• _Directions_
State the number of lines in these records holding "overlay". Say nothing more.

• _Available records_
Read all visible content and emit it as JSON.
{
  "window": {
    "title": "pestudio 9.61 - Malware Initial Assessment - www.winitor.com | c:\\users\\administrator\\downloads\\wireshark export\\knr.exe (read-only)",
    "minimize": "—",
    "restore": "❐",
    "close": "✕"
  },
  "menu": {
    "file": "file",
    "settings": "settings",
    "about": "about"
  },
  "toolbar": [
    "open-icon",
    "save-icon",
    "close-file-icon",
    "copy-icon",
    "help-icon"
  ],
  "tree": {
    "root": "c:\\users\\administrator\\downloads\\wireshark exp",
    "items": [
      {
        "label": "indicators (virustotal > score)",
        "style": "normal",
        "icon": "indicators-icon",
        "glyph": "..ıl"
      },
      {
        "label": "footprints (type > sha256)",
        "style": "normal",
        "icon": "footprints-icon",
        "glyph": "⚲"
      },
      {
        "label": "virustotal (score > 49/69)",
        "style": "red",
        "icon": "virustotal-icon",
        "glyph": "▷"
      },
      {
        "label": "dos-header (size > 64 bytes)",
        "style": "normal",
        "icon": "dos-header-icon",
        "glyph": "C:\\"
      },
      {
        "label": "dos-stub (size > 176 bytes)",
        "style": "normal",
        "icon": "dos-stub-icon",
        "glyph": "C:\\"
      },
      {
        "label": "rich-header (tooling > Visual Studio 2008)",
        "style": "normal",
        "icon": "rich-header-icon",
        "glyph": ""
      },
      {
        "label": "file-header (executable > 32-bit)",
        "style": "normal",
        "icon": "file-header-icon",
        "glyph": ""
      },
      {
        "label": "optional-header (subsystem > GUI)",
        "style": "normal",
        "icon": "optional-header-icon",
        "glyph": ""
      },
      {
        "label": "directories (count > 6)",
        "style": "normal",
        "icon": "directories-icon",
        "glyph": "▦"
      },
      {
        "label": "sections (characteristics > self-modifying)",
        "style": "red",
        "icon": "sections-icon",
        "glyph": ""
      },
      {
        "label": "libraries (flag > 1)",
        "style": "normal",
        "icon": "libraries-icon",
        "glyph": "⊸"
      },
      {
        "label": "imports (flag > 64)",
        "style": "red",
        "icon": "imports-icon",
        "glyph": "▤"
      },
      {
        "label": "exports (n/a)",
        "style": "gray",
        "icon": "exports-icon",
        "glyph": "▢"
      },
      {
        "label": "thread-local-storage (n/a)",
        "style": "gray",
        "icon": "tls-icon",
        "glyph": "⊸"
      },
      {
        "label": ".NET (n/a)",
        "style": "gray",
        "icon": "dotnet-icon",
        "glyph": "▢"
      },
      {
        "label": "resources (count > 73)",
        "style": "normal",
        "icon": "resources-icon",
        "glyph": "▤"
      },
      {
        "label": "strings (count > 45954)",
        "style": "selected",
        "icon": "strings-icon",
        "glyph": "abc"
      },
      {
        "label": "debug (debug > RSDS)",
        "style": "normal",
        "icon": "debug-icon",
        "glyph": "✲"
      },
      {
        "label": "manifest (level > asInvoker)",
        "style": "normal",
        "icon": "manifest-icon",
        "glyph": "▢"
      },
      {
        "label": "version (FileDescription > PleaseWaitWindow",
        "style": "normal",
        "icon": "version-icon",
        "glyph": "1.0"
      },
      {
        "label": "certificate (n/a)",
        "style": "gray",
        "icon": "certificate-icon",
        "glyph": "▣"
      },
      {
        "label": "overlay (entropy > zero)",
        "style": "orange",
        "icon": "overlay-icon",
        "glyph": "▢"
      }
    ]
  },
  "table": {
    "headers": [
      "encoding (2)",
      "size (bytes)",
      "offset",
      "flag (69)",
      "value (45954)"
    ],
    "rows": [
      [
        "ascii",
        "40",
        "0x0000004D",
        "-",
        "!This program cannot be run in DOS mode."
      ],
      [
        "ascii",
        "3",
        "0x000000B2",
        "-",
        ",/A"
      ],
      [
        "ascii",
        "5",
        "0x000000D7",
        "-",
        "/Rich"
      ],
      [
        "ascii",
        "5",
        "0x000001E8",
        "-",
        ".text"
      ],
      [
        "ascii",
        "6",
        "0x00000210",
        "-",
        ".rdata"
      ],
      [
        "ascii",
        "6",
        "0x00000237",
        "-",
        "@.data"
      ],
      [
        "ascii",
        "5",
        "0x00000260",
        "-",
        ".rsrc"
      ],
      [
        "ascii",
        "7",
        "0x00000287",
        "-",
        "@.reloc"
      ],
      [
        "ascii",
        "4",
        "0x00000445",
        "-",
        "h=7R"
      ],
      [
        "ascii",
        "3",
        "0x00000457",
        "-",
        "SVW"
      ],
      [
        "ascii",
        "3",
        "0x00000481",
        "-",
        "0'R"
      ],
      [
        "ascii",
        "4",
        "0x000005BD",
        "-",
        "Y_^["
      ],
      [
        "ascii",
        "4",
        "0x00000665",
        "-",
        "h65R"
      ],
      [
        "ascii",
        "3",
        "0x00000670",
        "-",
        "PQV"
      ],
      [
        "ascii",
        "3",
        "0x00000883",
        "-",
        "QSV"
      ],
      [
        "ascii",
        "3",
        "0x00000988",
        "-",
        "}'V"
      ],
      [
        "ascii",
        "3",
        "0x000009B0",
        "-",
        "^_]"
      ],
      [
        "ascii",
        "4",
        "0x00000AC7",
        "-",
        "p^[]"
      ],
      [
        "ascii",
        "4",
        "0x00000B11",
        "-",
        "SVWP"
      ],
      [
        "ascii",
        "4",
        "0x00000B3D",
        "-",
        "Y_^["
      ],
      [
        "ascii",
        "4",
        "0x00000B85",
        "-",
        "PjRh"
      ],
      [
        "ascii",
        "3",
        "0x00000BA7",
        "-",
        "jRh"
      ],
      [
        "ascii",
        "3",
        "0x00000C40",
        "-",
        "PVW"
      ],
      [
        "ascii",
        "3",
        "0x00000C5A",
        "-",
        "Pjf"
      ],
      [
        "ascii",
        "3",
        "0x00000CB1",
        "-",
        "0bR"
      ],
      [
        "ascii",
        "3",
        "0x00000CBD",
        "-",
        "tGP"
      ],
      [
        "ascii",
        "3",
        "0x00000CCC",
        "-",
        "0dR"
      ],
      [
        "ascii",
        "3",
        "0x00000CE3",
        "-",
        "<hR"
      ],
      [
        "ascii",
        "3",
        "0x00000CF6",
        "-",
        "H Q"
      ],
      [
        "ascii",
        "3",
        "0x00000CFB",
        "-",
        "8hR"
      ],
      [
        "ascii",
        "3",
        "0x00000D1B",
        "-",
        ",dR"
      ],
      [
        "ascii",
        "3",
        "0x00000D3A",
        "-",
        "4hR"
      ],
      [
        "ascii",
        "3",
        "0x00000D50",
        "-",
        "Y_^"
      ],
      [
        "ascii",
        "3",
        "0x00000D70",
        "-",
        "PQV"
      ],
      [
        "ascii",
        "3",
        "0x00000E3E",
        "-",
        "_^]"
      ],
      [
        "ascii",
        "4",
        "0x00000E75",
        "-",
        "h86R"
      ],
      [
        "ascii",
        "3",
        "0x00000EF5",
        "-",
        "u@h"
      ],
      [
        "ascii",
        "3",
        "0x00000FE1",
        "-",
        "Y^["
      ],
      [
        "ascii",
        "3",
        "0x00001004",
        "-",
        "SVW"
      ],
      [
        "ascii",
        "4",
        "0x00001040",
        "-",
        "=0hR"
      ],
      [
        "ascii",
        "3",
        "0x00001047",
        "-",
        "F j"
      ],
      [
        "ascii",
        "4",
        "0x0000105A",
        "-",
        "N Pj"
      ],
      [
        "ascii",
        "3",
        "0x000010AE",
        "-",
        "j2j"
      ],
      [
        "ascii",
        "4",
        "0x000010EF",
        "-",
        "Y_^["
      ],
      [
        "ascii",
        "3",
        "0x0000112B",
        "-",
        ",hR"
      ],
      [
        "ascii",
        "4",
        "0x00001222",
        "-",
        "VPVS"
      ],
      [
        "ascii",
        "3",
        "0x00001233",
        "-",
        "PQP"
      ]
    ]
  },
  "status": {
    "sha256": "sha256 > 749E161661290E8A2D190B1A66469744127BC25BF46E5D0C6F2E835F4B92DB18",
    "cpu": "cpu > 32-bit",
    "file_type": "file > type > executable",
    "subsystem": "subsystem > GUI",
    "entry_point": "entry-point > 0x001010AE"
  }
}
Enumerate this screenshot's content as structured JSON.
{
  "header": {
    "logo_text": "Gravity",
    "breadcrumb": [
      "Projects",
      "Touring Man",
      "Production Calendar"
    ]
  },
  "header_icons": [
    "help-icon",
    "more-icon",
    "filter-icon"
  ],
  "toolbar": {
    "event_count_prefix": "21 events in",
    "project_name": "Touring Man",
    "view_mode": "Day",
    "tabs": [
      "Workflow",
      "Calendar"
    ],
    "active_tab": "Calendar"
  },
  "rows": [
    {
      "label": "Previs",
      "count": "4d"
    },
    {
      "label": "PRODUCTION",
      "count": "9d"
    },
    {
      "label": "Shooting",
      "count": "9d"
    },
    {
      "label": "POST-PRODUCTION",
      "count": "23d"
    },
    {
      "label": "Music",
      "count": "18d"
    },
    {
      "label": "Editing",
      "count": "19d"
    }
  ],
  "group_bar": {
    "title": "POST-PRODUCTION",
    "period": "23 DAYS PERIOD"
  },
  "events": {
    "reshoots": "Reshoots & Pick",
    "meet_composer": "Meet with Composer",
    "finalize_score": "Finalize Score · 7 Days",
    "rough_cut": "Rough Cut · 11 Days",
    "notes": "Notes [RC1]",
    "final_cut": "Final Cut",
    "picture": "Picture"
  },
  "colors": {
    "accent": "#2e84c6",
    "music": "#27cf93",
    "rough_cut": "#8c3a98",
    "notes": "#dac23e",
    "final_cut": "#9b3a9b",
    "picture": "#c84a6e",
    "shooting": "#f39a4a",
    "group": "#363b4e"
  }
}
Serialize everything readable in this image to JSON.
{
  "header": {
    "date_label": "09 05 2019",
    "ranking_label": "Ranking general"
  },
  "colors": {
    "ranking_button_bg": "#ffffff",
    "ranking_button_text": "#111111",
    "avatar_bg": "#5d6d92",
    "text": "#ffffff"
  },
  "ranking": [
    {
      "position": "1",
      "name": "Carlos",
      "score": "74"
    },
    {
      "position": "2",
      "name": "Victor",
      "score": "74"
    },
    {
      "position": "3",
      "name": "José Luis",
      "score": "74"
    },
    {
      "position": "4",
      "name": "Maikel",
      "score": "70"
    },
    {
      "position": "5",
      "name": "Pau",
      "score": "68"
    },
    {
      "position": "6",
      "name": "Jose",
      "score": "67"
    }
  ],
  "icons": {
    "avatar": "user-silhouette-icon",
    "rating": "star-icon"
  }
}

• _Task answer_
2